### Task description
Among the entries below, please show each line that carries the word "name".

### Data for review
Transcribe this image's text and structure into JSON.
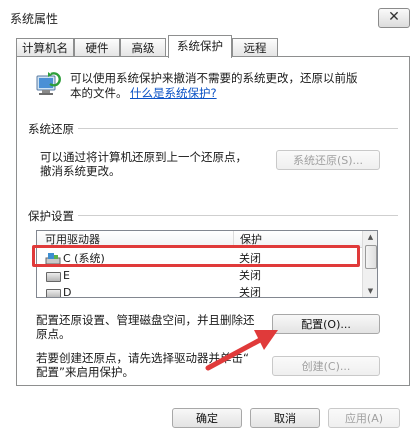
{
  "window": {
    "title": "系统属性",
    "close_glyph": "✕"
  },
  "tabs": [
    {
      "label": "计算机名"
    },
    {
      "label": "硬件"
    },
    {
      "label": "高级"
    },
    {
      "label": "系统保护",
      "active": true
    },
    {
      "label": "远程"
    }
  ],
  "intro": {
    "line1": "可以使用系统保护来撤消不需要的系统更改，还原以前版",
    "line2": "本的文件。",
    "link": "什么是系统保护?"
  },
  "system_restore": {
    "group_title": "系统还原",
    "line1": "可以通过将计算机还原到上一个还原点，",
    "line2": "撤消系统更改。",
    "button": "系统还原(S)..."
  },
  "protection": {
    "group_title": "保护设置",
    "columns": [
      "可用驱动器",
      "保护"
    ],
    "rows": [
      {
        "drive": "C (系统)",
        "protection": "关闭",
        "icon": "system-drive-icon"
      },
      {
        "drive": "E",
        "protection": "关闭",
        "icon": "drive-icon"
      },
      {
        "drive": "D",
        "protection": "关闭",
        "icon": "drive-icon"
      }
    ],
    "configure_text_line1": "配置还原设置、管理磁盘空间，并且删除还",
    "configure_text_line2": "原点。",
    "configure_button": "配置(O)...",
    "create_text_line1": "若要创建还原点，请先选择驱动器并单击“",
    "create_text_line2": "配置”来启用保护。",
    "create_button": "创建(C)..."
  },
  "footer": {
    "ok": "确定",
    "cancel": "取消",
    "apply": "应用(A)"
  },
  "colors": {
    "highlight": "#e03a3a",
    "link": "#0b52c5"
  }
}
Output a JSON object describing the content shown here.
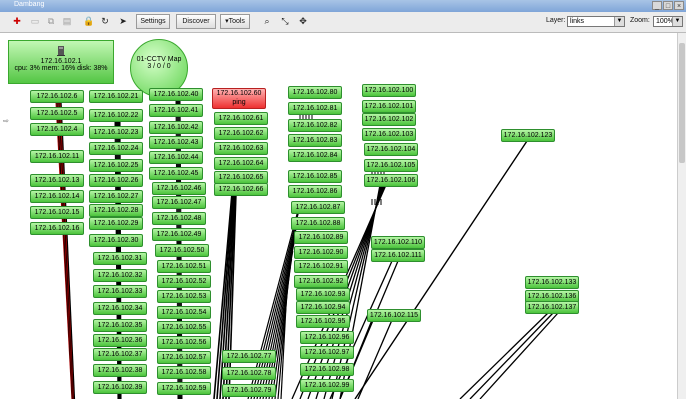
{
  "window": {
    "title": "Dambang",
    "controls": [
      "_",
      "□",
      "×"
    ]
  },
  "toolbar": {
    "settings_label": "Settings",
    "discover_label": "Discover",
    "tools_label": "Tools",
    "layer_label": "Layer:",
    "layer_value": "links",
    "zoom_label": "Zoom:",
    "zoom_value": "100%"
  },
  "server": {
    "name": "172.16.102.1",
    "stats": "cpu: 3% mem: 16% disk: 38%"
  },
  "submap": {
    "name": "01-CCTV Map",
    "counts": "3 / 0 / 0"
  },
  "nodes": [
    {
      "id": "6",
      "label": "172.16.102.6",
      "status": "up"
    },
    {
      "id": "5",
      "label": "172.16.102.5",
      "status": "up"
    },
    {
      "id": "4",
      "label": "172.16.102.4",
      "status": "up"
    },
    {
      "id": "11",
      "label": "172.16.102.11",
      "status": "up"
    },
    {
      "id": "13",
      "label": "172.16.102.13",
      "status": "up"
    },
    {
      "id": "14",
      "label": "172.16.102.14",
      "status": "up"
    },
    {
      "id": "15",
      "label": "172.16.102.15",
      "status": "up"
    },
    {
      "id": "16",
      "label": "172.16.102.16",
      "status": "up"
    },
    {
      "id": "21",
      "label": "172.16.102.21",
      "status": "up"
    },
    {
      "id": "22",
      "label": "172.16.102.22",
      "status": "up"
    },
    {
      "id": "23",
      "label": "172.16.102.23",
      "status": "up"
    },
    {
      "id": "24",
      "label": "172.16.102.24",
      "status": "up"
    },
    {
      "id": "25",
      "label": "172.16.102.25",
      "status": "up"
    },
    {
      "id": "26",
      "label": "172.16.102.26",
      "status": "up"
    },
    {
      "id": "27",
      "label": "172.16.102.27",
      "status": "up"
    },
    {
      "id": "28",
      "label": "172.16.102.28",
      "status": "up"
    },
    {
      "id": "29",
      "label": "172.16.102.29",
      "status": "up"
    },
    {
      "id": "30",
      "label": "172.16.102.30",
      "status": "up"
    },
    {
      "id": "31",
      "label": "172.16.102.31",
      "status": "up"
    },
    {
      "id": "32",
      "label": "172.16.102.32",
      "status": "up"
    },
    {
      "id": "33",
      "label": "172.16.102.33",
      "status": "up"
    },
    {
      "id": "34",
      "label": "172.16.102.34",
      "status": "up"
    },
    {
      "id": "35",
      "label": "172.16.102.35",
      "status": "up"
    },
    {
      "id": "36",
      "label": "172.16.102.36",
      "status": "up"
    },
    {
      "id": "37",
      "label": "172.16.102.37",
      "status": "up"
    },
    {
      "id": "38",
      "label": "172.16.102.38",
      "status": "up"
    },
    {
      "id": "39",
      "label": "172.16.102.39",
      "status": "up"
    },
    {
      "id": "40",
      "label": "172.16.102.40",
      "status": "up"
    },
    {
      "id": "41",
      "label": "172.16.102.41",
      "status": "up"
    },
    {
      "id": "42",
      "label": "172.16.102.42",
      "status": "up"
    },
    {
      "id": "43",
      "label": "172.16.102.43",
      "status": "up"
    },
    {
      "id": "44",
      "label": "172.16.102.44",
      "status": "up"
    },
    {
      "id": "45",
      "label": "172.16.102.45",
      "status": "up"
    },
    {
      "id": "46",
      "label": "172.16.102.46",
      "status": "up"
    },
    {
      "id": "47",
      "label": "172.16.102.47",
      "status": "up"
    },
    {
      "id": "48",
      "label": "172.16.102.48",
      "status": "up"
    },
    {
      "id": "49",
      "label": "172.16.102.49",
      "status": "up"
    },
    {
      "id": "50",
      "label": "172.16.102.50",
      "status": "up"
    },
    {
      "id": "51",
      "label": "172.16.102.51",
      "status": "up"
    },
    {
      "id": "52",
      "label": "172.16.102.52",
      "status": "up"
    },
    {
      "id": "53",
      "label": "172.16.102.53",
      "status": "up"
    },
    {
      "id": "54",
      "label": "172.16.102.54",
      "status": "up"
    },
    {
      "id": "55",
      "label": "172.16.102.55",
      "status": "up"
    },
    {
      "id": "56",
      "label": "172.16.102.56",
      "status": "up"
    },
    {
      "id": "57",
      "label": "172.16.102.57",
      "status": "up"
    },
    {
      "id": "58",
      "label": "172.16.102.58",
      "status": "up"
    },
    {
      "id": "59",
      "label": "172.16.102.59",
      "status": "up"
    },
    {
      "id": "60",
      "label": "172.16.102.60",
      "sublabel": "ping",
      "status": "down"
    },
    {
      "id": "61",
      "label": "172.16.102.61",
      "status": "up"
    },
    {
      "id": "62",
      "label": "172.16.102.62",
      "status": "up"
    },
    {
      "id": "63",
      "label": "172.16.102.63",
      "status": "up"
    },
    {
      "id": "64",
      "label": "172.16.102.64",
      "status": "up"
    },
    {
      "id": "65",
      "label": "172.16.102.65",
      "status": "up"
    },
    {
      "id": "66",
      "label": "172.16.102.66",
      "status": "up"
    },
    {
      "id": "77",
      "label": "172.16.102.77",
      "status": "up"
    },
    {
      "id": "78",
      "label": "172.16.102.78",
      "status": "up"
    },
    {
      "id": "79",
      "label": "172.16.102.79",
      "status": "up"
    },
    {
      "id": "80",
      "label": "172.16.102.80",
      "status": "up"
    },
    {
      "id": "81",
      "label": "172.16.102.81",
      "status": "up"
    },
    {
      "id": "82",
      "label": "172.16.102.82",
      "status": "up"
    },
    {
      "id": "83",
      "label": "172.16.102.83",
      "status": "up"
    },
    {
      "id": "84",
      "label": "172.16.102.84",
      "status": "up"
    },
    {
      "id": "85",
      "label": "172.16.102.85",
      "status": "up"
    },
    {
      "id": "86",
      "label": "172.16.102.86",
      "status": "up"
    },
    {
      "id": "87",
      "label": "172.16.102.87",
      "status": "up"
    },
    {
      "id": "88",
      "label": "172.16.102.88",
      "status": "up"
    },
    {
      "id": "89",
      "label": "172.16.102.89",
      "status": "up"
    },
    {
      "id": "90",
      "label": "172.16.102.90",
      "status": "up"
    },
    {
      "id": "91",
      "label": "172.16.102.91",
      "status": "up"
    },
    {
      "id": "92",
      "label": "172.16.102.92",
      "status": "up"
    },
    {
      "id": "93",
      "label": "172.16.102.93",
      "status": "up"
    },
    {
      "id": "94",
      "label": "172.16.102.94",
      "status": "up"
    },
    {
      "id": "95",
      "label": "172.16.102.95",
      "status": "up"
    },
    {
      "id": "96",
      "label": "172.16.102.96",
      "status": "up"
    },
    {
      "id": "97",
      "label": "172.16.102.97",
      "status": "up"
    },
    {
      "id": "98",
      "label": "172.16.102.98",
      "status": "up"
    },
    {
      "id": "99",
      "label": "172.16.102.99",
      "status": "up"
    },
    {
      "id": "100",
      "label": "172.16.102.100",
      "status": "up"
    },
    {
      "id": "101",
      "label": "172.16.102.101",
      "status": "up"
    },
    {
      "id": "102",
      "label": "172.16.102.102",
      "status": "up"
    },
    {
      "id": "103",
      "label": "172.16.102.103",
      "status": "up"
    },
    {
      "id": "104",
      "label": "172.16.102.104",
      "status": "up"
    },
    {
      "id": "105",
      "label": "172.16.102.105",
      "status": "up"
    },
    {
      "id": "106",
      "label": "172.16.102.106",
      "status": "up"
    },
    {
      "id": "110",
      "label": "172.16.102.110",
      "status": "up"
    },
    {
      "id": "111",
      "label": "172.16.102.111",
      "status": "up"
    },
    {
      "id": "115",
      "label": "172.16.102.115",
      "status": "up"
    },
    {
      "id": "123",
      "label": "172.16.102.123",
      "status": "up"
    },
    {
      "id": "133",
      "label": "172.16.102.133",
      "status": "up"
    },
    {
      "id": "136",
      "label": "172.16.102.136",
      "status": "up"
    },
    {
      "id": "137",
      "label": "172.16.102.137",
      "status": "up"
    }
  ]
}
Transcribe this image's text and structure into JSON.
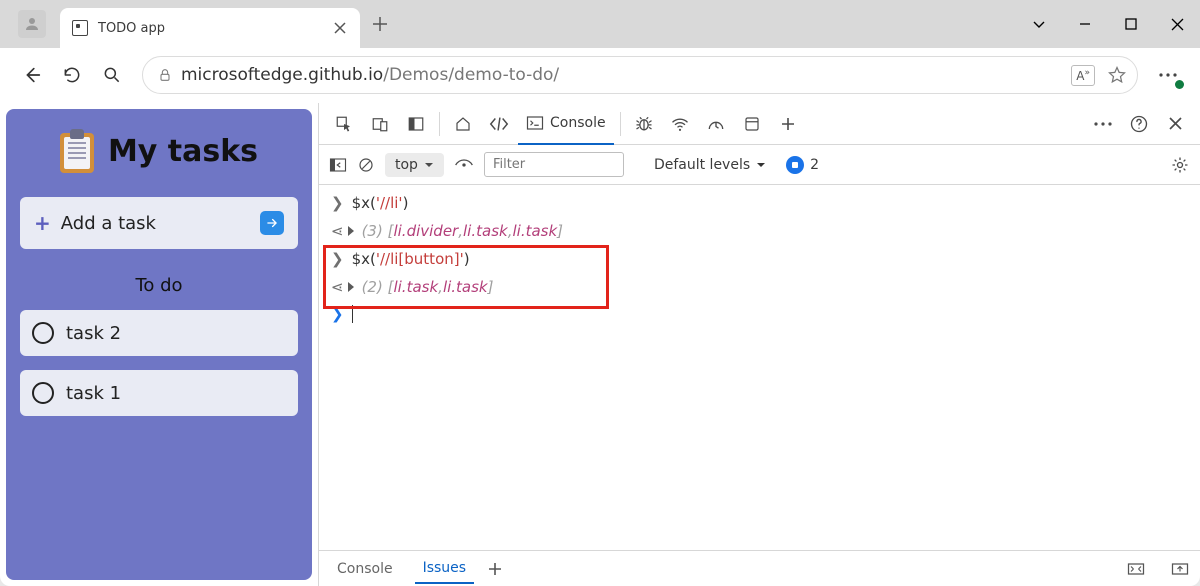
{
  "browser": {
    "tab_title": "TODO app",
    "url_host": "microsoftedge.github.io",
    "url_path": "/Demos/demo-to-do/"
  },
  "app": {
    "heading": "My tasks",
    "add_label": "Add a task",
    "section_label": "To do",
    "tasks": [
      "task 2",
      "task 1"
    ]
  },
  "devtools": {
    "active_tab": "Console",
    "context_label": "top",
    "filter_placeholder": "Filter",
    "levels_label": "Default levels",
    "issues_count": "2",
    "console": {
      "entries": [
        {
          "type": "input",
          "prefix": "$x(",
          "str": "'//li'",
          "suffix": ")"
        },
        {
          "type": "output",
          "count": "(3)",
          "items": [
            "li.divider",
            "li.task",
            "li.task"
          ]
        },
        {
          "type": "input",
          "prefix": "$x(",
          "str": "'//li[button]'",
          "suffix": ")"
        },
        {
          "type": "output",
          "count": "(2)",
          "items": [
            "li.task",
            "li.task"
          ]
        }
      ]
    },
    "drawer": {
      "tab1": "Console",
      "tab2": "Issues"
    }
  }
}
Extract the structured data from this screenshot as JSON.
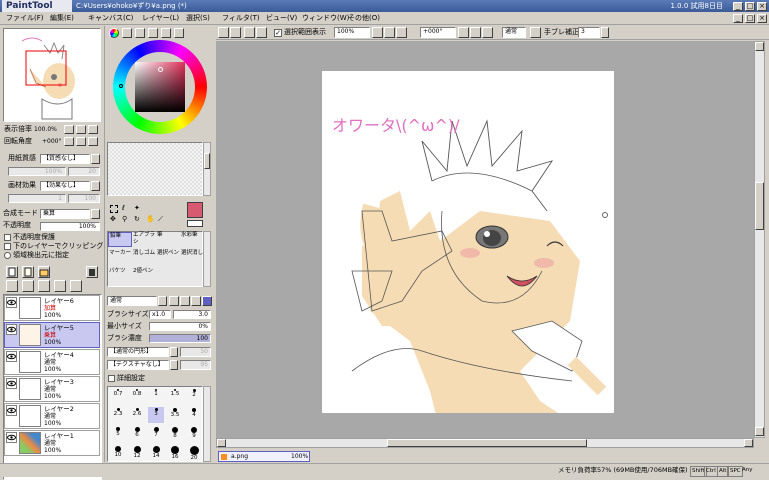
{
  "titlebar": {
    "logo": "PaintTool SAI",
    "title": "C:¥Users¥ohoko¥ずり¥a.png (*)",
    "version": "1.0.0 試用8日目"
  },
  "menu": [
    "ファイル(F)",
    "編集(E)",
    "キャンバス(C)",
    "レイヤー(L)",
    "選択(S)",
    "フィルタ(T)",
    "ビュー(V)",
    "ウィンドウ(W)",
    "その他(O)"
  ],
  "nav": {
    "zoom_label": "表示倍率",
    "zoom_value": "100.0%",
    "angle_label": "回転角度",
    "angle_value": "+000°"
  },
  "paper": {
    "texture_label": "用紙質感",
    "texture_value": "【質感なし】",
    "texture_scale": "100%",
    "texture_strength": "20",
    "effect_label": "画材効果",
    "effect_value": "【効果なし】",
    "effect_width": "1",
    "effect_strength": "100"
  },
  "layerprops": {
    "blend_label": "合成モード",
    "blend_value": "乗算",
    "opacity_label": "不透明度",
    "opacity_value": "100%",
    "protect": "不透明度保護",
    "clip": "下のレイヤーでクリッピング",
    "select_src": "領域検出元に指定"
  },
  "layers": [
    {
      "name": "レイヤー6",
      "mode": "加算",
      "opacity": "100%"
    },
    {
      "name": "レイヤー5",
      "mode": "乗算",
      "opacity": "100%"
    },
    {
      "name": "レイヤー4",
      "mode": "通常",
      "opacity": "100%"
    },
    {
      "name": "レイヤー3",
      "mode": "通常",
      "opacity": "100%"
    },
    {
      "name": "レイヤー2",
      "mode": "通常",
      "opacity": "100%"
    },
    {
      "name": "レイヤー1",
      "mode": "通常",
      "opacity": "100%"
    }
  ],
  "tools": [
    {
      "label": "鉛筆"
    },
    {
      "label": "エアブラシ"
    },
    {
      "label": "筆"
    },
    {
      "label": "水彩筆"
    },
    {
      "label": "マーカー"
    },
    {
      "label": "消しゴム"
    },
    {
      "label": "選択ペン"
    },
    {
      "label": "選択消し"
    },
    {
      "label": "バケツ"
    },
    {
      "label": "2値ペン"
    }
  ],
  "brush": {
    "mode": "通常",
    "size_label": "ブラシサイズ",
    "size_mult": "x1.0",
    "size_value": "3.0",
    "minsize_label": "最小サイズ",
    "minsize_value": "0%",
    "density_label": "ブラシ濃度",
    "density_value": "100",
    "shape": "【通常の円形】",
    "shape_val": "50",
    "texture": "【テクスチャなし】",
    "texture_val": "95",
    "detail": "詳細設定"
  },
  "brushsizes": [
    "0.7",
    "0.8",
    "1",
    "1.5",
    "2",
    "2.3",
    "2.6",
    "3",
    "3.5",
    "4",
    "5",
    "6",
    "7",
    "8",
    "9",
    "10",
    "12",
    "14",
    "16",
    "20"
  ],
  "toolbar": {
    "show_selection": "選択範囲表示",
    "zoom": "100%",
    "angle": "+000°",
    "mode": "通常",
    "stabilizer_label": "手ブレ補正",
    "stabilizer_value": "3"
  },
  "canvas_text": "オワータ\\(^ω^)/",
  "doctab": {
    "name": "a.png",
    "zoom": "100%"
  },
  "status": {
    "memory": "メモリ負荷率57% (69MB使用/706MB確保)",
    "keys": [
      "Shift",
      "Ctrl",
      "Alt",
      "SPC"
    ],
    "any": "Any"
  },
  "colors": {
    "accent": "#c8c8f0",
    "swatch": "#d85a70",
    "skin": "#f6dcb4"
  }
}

### Reply to the task
    "name": "172.16.102.1",
    "name": "01-CCTV Map",
      "name": "レイヤー6",
      "name": "レイヤー5",
      "name": "レイヤー4",
      "name": "レイヤー3",
      "name": "レイヤー2",
      "name": "レイヤー1",
    "name": "a.png",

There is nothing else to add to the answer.